While little doubt exists about the potential of pyrolysis for providing a renewable energy source or about biochar’s ability to effectively sequester carbon, research into its effects on soil is still at an early stage. According to an analysis by Almuth Ernsting and Deepak Rughani, there is some uncertainty over how effective biochar is at improving cation retention capacity in the short run, and there have been few studies testing its effectiveness outside of the laboratory. Pyrolysis may also release dangerous carcinogens (including very small amounts of benzo(a)pyrine) with clear implications for public health, although early work indicates that these chemicals are not produced in large enough quantities to be hazardous. More work is also needed to determine the mixture of biochar and fertilizer that will best improve crop yield (biochar requires some fertilizer present before it is effective). And there is little current knowledge on how to produce and distribute the material on a global scale. Still, biochar has already garnered enough support that a consortium of African governments has pushed for the inclusion of biochar in the December UNFCCC talks in Copenhagen.

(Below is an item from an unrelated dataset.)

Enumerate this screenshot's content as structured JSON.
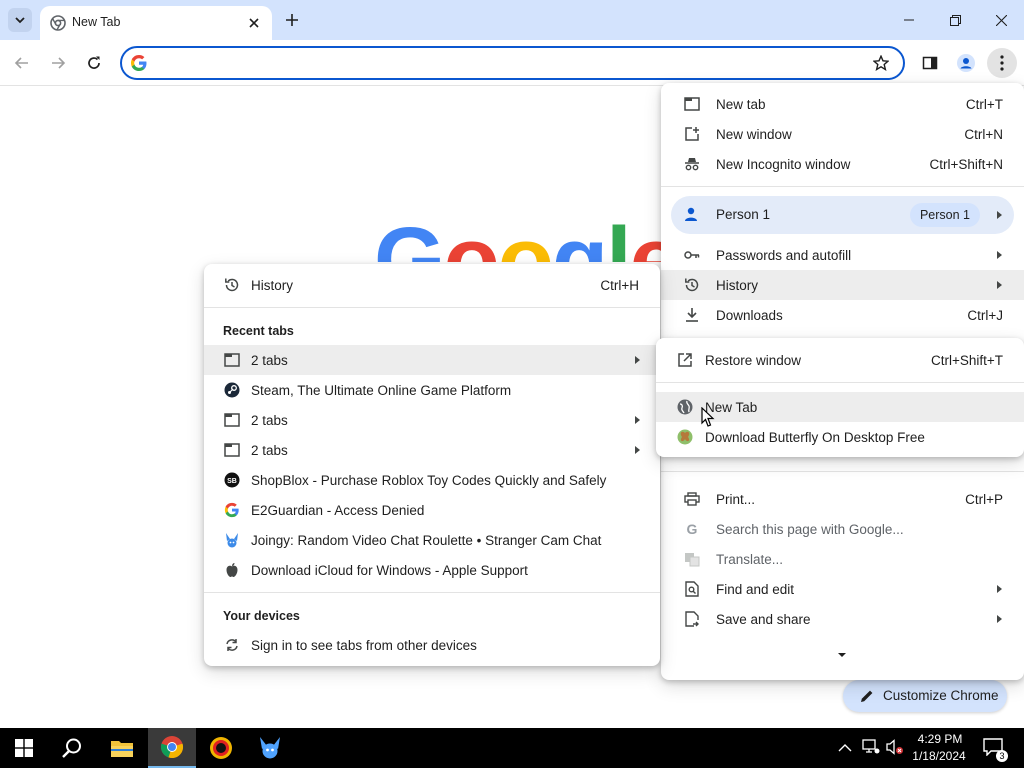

Private companies have begun to demonstrate interest in the field, and are examining ways to make the process cost-competitive. The largest barrier to producing biochar and bio-oil cost-effectively has always been the high price of transporting biomass, which is bulky and not very energy-dense, to a central production facility. To overcome this, many are considering creating a network of small-scale, local pyrolysis plants where biochar and bio-oil could be produced. Companies could then transport the concentrated bio-oil to a central refinery, and the biochar could be applied to the soils closer to where the biomass was collected. This approach would not only help overcome the challenging logistics of a large-scale operation, but could provide a simple, practical biochar production model adaptable for use in local communities and developing nations. UOP, an arm of industry giant Honeywell International, Inc, is one company getting involved in creating such a locally-based distributed production model, although with more of a focus on liquid fuels than biochar. The company announced in fall 2008 a letter of intent with Ensyn Corp to form a joint venture to research and produce biofuels from pyrolysis. According to UOP Director of Renewable Energy and Chemicals Jennifer Holmgren, the partnership expects to be producing commercially viable products within three years.
Private investment is also helping to rapidly close the gaps in scientific knowledge. In a just-released study, industry leaders Dynomotive Energy Systems Corp. and BlueLeaf Inc. found that application of their biochar could improve crop yields by up to 17%. The study, which can be found on the Dynamotive website, also provides evidence that biochar reduces nutrient depletion in soil, increases the number of plants per area, and increases plant root length.
Dynomotive is currently in talks with the El Dorado Chamber of Commerce in Arkansas to construct a new, $40 million plant designed to produce both bio-oil and biochar. After putting the bio-oil through a two-stage refining process, the company believes it can produce ethanol-equivalent fuel at a cost of under $2 per gallon. The company has already signed a contract with Springhill Land and Timber for the delivery of 220,000 tons per year of sawdust, and expects to start production by 2011.
The implications of bio-oil and biochar range from improving energy security to dramatically reducing and storing billions of tons of harmful carbon emissions. While current production incentives are small, a campaign is underway to give it recognition as a viable carbon offset in trading schemes. “Reducing emissions isn’t enough,” said chairman of the Copenhagen Climate Council Tim Flannery in a recent Time article, “we have to draw down the carbon stock in the atmosphere. And for that, slow pyrolysis biochar is a superior solution to anything else that’s been proposed.”